Task details:
In the listing below, find every line containing "text" and copy it out.
▬▬▬▬▬▬▬▬▬▬
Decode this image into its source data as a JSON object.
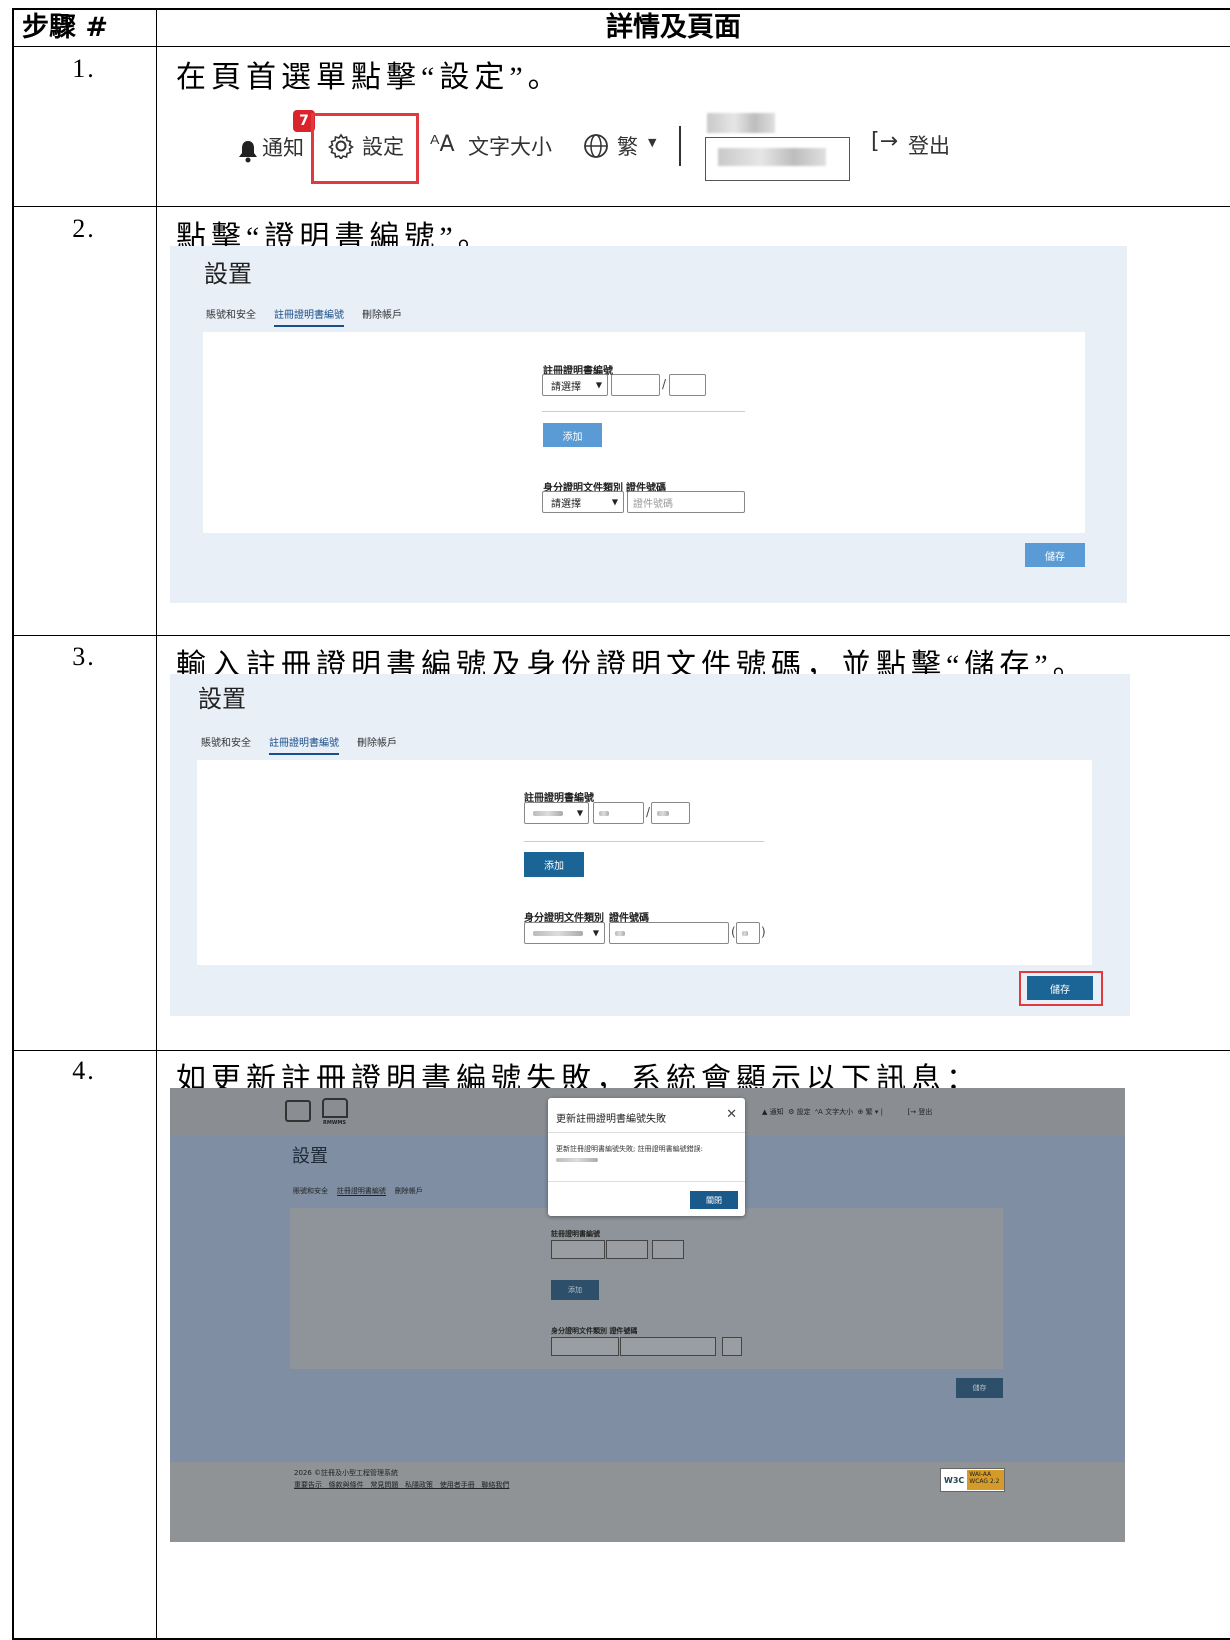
{
  "table": {
    "header_step": "步驟 #",
    "header_details": "詳情及頁面"
  },
  "steps": [
    {
      "num": "1.",
      "text": "在頁首選單點擊“設定”。"
    },
    {
      "num": "2.",
      "text": "點擊“證明書編號”。"
    },
    {
      "num": "3.",
      "text": "輸入註冊證明書編號及身份證明文件號碼，並點擊“儲存”。"
    },
    {
      "num": "4.",
      "text": "如更新註冊證明書編號失敗，系統會顯示以下訊息："
    }
  ],
  "topbar": {
    "notify": "通知",
    "badge": "7",
    "settings": "設定",
    "font_size": "文字大小",
    "language": "繁",
    "logout": "登出"
  },
  "settings_page": {
    "title": "設置",
    "tab_account": "賬號和安全",
    "tab_cert": "註冊證明書編號",
    "tab_delete": "刪除帳戶",
    "cert_label": "註冊證明書編號",
    "select_placeholder": "請選擇",
    "add_button": "添加",
    "id_type_label": "身分證明文件類別",
    "id_no_label": "證件號碼",
    "id_no_placeholder": "證件號碼",
    "save_button": "儲存"
  },
  "error_modal": {
    "title": "更新註冊證明書編號失敗",
    "message": "更新註冊證明書編號失敗; 註冊證明書編號錯誤:",
    "close_button": "關閉"
  },
  "footer": {
    "copyright": "2026 ©註冊及小型工程管理系統",
    "links": "重要告示   條款與條件   常見問題   私隱政策   使用者手冊   聯絡我們",
    "brand": "RMWMS",
    "w3c": "W3C",
    "wcag": "WAI-AA WCAG 2.2"
  }
}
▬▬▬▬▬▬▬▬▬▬
Answer box:
      "text": "在頁首選單點擊“設定”。"
      "text": "點擊“證明書編號”。"
      "text": "輸入註冊證明書編號及身份證明文件號碼，並點擊“儲存”。"
      "text": "如更新註冊證明書編號失敗，系統會顯示以下訊息："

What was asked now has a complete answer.